• [Exercise materials]:
Content starts
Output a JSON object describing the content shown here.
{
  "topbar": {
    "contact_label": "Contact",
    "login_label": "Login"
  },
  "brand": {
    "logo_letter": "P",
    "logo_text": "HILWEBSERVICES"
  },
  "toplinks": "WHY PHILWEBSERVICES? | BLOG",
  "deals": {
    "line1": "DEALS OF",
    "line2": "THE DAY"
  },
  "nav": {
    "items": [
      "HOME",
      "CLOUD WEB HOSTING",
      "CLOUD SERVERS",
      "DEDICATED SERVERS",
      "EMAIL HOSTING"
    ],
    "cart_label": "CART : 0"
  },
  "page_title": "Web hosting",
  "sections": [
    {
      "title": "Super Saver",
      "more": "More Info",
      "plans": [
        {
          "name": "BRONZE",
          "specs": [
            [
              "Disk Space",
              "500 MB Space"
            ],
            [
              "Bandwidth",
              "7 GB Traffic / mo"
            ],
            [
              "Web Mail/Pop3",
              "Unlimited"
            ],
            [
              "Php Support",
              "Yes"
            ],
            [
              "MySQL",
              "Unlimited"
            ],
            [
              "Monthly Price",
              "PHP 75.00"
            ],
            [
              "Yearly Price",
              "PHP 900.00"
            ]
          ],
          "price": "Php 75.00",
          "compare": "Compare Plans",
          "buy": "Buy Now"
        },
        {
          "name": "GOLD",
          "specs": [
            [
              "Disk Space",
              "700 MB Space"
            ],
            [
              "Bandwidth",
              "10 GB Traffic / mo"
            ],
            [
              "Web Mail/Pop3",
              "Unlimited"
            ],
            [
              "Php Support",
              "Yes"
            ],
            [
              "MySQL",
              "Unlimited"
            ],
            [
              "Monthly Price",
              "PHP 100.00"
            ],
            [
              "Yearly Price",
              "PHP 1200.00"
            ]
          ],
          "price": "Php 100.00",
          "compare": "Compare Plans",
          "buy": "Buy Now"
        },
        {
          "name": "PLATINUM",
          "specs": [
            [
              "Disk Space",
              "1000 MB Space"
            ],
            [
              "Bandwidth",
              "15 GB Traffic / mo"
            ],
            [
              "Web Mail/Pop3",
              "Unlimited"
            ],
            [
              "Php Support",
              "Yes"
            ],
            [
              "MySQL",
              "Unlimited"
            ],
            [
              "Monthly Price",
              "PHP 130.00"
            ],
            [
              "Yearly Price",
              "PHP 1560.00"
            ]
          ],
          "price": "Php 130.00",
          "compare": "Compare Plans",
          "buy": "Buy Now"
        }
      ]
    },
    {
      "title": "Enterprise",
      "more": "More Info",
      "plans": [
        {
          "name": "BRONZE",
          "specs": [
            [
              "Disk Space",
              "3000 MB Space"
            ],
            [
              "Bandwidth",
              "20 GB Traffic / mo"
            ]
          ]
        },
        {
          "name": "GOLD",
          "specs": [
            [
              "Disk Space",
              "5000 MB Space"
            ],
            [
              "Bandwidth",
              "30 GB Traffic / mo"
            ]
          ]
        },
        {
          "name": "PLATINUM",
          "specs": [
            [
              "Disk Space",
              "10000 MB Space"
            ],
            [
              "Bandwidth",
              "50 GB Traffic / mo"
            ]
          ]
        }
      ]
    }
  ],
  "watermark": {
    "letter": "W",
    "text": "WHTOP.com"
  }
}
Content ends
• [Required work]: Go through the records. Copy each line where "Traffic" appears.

• [Response area]:
              "7 GB Traffic / mo"
              "10 GB Traffic / mo"
              "15 GB Traffic / mo"
              "20 GB Traffic / mo"
              "30 GB Traffic / mo"
              "50 GB Traffic / mo"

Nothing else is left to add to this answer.